Important Cultural Property
Attributed to Tosa Mitsunobu
1 hanging scroll
Color on paper
Muromachi period/15th century
Tokyo National Museum
This is a portrait of Momonoi Naoaki, founder of Kowaka dancing (a traditional dance with narration that became popular in the late Muromachi period). Naoaki is a descendent of Momonoi Tadatsune, a general in the North and South Courts period that served Asakura Takakage in his later years.
 Wearing orieboshi (a type of head gear worn by samurai) and a blue kimono with a pattern of a crane holding a pine branch in the mouth and a turtle, the subject sits on an exotic rug. The high cheekbones and relatively big eyes highlight his facial features. This portrait is unique in that the pine branches spread out behind the subject on both sides. It is not clear whether there was actually a partition with pine tree paintings or if it had a particular significance for the subject.

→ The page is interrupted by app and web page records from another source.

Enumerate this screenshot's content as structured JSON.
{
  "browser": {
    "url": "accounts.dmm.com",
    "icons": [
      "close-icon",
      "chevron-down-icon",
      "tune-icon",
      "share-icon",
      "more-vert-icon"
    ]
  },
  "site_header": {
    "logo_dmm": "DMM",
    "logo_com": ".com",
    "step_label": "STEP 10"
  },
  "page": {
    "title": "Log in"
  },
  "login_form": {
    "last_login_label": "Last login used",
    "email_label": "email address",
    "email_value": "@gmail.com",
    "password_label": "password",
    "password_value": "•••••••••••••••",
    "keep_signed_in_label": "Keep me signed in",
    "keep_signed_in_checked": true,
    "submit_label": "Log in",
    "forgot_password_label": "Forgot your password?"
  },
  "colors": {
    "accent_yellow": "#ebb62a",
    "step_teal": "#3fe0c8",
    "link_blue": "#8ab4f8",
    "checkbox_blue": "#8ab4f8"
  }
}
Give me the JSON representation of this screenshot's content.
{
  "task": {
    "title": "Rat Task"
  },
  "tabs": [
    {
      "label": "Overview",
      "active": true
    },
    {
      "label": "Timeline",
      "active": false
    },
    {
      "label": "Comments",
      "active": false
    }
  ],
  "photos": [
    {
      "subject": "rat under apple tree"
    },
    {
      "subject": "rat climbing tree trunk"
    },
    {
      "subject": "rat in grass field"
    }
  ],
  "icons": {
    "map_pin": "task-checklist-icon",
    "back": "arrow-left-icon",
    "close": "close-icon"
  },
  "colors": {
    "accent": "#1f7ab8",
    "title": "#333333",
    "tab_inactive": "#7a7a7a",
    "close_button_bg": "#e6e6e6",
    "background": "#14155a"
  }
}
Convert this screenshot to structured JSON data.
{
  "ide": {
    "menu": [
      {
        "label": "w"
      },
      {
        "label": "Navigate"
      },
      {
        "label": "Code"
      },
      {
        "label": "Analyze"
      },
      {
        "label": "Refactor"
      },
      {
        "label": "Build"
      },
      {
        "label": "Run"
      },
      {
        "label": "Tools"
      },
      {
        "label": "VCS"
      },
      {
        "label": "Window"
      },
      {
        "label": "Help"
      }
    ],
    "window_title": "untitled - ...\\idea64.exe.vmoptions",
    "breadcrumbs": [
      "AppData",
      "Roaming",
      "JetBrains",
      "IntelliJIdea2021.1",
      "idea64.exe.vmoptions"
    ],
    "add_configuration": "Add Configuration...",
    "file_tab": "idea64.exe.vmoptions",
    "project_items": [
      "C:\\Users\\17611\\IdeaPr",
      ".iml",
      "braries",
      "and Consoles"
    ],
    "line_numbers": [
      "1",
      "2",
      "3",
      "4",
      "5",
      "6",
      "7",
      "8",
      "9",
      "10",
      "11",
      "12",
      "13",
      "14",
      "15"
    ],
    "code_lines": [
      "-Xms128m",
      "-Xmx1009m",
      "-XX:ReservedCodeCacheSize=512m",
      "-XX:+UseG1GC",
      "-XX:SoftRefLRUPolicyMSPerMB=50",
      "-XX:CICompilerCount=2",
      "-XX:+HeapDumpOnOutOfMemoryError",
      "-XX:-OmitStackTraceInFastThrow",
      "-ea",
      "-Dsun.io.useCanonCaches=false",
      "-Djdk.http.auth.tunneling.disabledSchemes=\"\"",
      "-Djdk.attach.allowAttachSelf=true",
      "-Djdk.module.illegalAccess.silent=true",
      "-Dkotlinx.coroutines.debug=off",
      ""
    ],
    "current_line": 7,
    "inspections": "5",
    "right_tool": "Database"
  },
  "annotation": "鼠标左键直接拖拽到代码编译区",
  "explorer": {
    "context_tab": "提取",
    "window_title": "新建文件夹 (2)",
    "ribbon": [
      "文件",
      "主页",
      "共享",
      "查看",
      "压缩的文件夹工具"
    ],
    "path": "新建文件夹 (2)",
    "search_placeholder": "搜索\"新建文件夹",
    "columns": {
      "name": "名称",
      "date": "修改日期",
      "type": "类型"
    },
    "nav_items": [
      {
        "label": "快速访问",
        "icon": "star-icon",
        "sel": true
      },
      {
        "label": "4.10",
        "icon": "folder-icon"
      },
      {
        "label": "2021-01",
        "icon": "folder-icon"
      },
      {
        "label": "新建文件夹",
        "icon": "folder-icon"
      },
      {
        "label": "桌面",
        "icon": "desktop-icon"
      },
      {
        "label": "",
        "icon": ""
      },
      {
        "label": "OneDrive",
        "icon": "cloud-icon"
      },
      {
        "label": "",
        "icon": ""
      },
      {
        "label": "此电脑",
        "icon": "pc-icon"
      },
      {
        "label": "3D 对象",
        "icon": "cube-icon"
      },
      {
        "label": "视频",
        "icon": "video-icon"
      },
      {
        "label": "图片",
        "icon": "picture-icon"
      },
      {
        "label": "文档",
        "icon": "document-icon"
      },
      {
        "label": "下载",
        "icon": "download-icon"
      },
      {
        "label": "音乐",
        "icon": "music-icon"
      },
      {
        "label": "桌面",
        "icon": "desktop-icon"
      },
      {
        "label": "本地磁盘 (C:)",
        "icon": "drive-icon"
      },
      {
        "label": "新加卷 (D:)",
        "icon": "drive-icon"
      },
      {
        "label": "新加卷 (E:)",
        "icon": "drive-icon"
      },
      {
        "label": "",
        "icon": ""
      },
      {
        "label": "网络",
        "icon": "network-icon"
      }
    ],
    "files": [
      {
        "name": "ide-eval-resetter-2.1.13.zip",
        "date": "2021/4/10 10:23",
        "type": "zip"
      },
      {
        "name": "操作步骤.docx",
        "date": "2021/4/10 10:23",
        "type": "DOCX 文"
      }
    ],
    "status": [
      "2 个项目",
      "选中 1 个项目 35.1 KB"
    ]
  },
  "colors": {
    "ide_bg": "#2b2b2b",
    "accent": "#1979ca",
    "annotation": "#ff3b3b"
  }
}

Legend has it that Naoaki's son Yasuyoshi had Tosa Mitsunobu, a court painter in the late 15th century, draw this portrait after Naoaki's death. The brushwork of this portrait seems to confirm the legend. This is one of the portrait masterpieces of the mid to late Muromachi period, which feature vivid and skillful facial descriptions. Kaihinbonkaku, who wrote the legend to this painting, was a monk of Shingetsuji Temple, a family temple of the Asakura family.